  15. ^ Fooling around, book extract in The Guardian dated March 30, 2007, online at books.guardian.com (Retrieved March 29, 2009)
  16. ^ "Planetary Alignment Decreases Gravity -- April Fool's Day, 1976". Museum of Hoaxes. Retrieved 21 December 2013.
  17. ^ "Opie and Anthony: WAAF April Fools Day Prank Part 1". Youtube.com. 2011-10-14. Retrieved 2013-07-05. 
  18. ^ "Millennium TimeLine – 1998 April". Retrieved March 29, 2007. 
  19. ^ "Latest Reports". BBC Radio 4. Retrieved April 1, 2014. 

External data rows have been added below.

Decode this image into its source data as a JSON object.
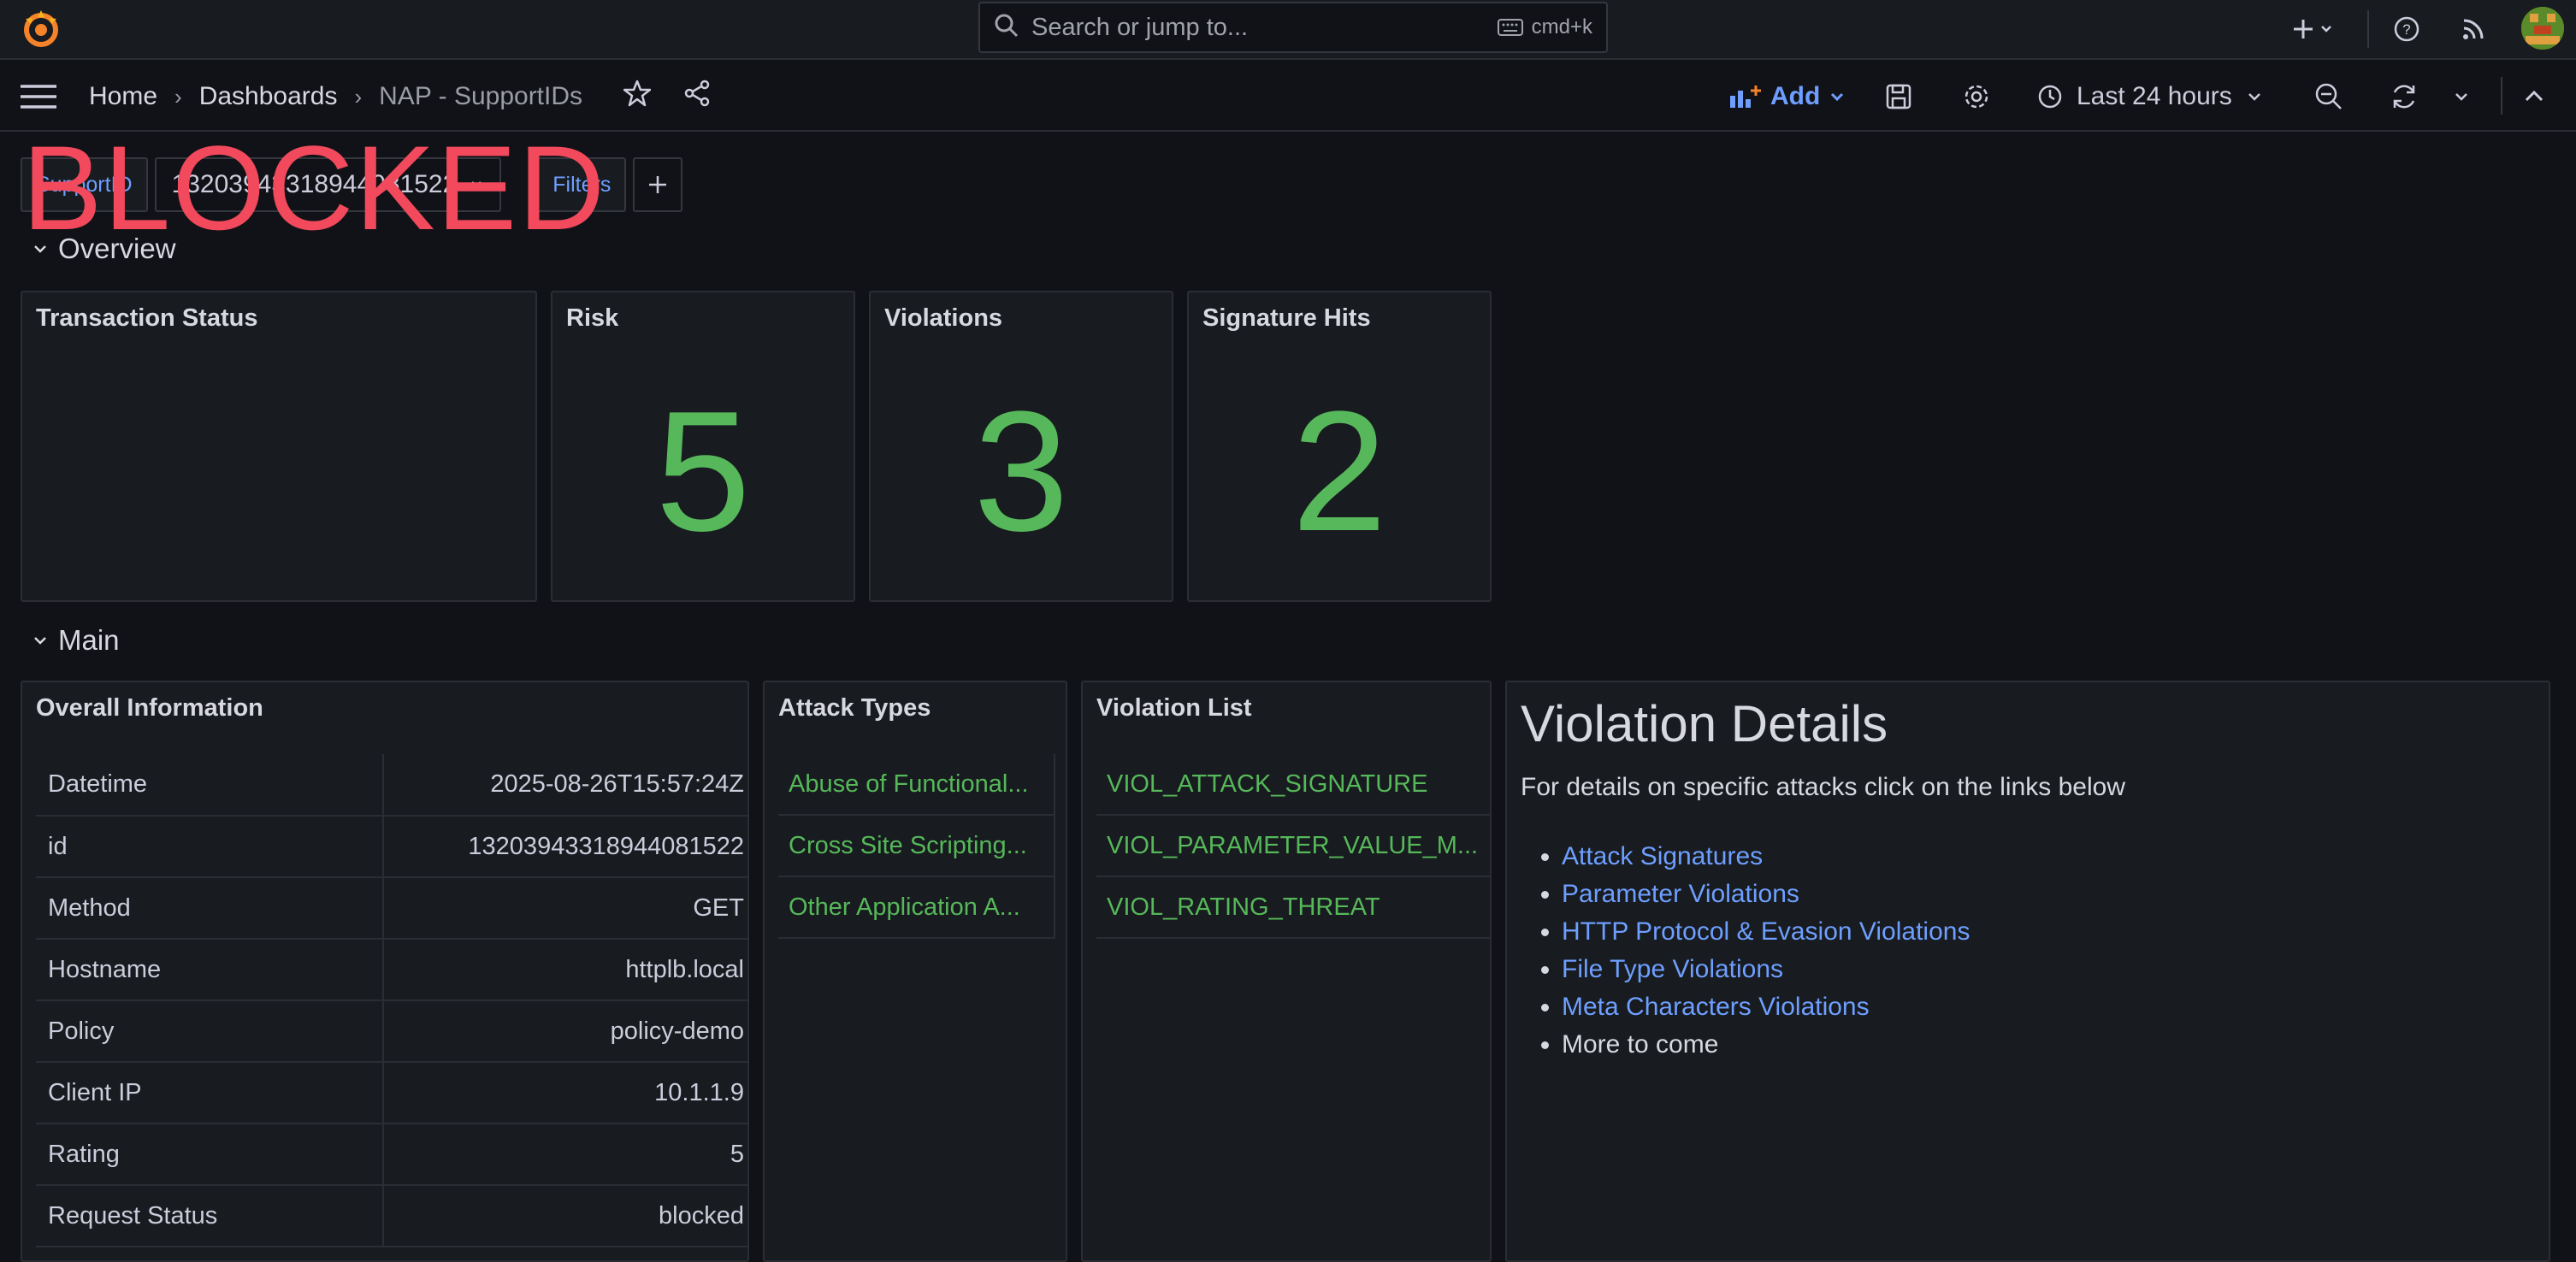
{
  "topbar": {
    "search_placeholder": "Search or jump to...",
    "search_shortcut": "cmd+k"
  },
  "breadcrumb": [
    "Home",
    "Dashboards",
    "NAP - SupportIDs"
  ],
  "toolbar": {
    "add_label": "Add",
    "time_range": "Last 24 hours"
  },
  "variables": {
    "supportid_label": "SupportID",
    "supportid_value": "13203943318944081522",
    "filters_label": "Filters"
  },
  "rows": {
    "overview": "Overview",
    "main": "Main"
  },
  "stats": {
    "transaction_status": {
      "title": "Transaction Status",
      "value": "BLOCKED",
      "color": "#f2495c"
    },
    "risk": {
      "title": "Risk",
      "value": "5"
    },
    "violations": {
      "title": "Violations",
      "value": "3"
    },
    "signature_hits": {
      "title": "Signature Hits",
      "value": "2"
    },
    "value_color": "#56b85a"
  },
  "overall_info": {
    "title": "Overall Information",
    "rows": [
      {
        "key": "Datetime",
        "value": "2025-08-26T15:57:24Z"
      },
      {
        "key": "id",
        "value": "13203943318944081522"
      },
      {
        "key": "Method",
        "value": "GET"
      },
      {
        "key": "Hostname",
        "value": "httplb.local"
      },
      {
        "key": "Policy",
        "value": "policy-demo"
      },
      {
        "key": "Client IP",
        "value": "10.1.1.9"
      },
      {
        "key": "Rating",
        "value": "5"
      },
      {
        "key": "Request Status",
        "value": "blocked"
      }
    ]
  },
  "attack_types": {
    "title": "Attack Types",
    "items": [
      "Abuse of Functional...",
      "Cross Site Scripting...",
      "Other Application A..."
    ]
  },
  "violation_list": {
    "title": "Violation List",
    "items": [
      "VIOL_ATTACK_SIGNATURE",
      "VIOL_PARAMETER_VALUE_M...",
      "VIOL_RATING_THREAT"
    ]
  },
  "violation_details": {
    "title": "Violation Details",
    "intro": "For details on specific attacks click on the links below",
    "links": [
      "Attack Signatures",
      "Parameter Violations",
      "HTTP Protocol & Evasion Violations",
      "File Type Violations",
      "Meta Characters Violations"
    ],
    "more": "More to come"
  },
  "colors": {
    "accent": "#6e9fff",
    "ok": "#56b85a",
    "bad": "#f2495c"
  }
}
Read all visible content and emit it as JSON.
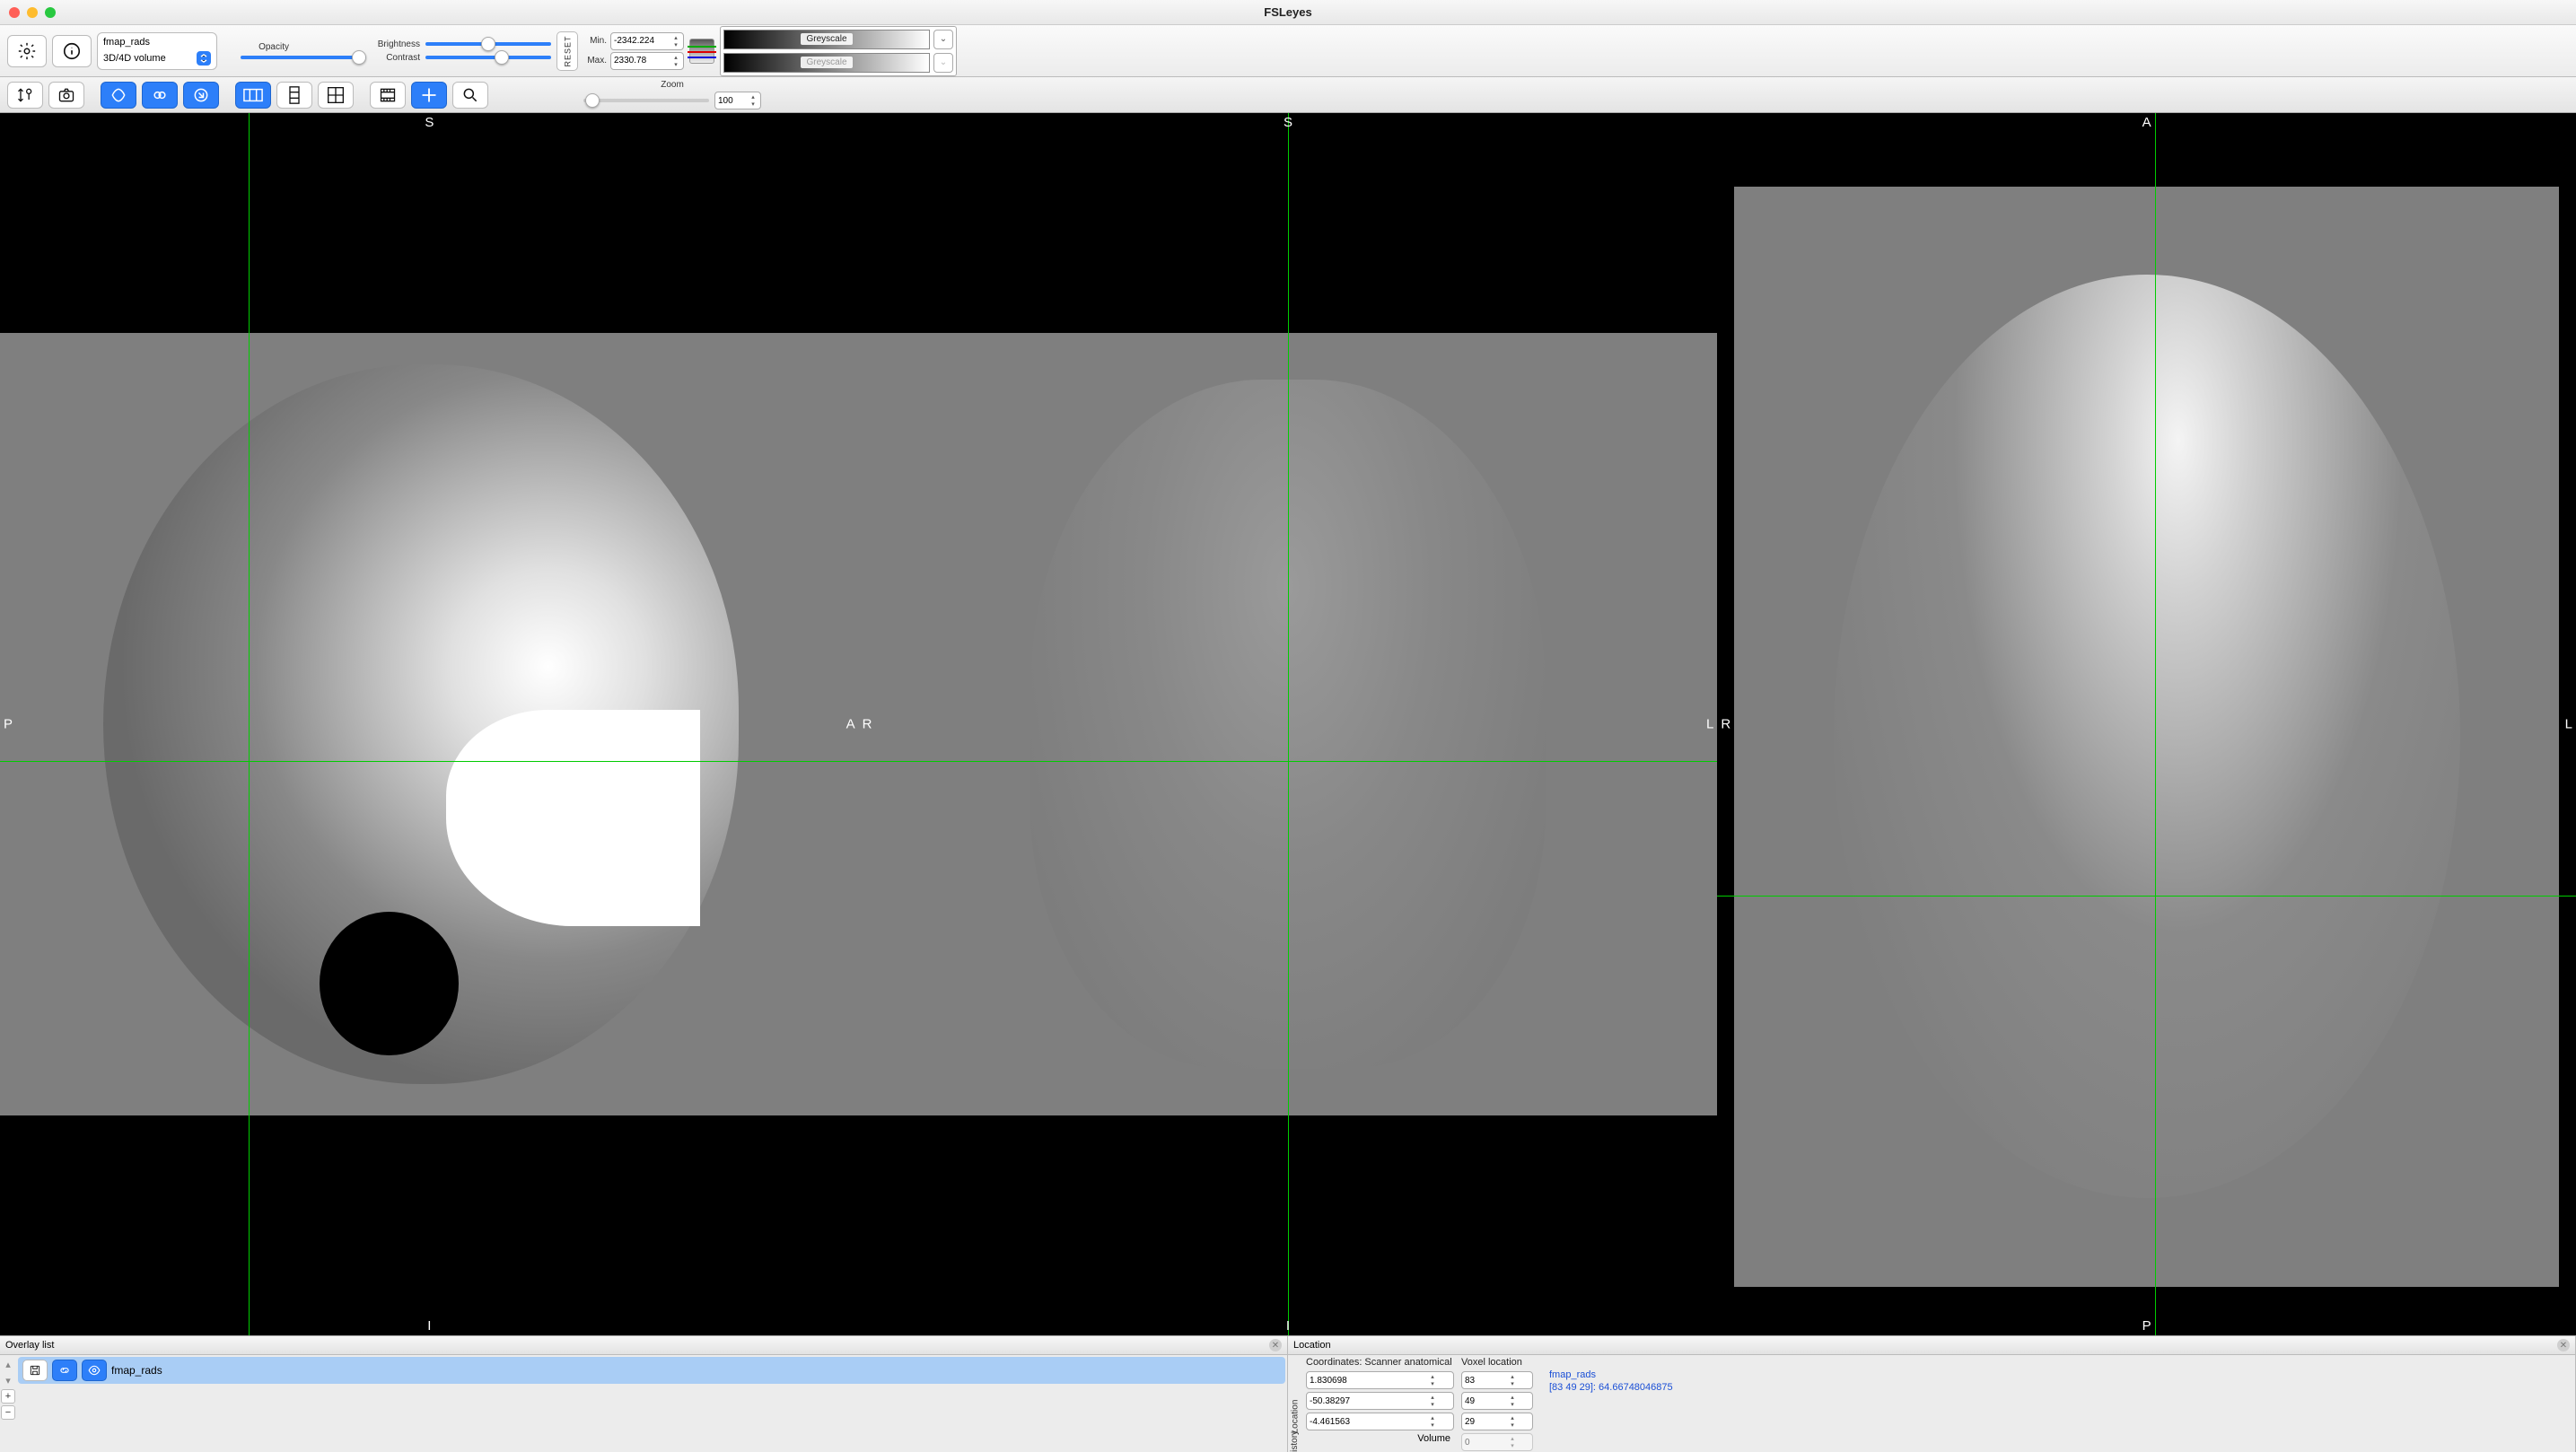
{
  "title": "FSLeyes",
  "overlay": {
    "name": "fmap_rads",
    "mode": "3D/4D volume"
  },
  "sliders": {
    "opacity": "Opacity",
    "brightness": "Brightness",
    "contrast": "Contrast"
  },
  "reset": "RESET",
  "range": {
    "min_label": "Min.",
    "max_label": "Max.",
    "min": "-2342.224",
    "max": "2330.78"
  },
  "cmap": {
    "primary": "Greyscale",
    "secondary": "Greyscale"
  },
  "zoom": {
    "label": "Zoom",
    "value": "100"
  },
  "orient": {
    "p1": {
      "top": "S",
      "bottom": "I",
      "left": "P",
      "right": "A"
    },
    "p2": {
      "top": "S",
      "bottom": "I",
      "left": "R",
      "right": "L"
    },
    "p3": {
      "top": "A",
      "bottom": "P",
      "left": "R",
      "right": "L"
    }
  },
  "overlay_list": {
    "title": "Overlay list",
    "item": "fmap_rads"
  },
  "location": {
    "title": "Location",
    "coord_label": "Coordinates: Scanner anatomical",
    "voxel_label": "Voxel location",
    "coords": {
      "x": "1.830698",
      "y": "-50.38297",
      "z": "-4.461563"
    },
    "voxel": {
      "x": "83",
      "y": "49",
      "z": "29"
    },
    "volume_label": "Volume",
    "volume": "0",
    "info_name": "fmap_rads",
    "info_val": "[83 49 29]: 64.66748046875",
    "tab_loc": "Location",
    "tab_hist": "History"
  }
}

  20. ^ Weekend Edition Saturday (April 1, 2006). "www.npr.org IBOD story". Npr.org. Retrieved March 31, 2011. 
  21. ^ Gagliano, Rico (April 1, 2008). "IRS making sure your rebate gets spent | Marketplace From American Public Media". Marketplace.publicradio.org. Retrieved March 31, 2011. 
  22. ^ Weekend Edition Sunday (April 8, 2007). "npr.org". NPR.org. Retrieved March 31, 2011. 
  23. ^ [1][dead link]
  24. ^ Mark Washburn, "Fewer Tuning in for Most Local News", The Charlotte Observer, April 4, 2009.
  25. ^ "No U2 on the horizon as fans rattled by hoax". Irish Independent. April 2, 2009. Retrieved April 2, 2009. 
  26. ^ "Top Ten April Fools' Day Jokes". Metro. Retrieved April 1, 2011. 
  27. ^ Plimpton, George (April 1, 1985). "The Curious Case Of Sidd Finch". Sports Illustrated 62 (13): 58. Retrieved April 3, 2011. 
  28. ^ "Origin and History of April Fools' day". 
  29. ^ "Entry at Museum of Hoaxes". Retrieved April 2, 2008. 
  30. ^ Raymond, E. S.: "The Jargon File", Kremvax entry, 2006
  31. ^ " April fool fairy sold on internet" from BBC News. Retrieved July 31, 2007.
  32. ^ "The origin of the WOM – the "Write Only Memory"". Retrieved March 29, 2007. 
  33. ^ "April Fools' Day, 1993". Museum of Hoaxes. Retrieved April 2, 2008. 
  34. ^ "King's College Choir announces major change". Retrieved April 1, 2014. 

External links[edit]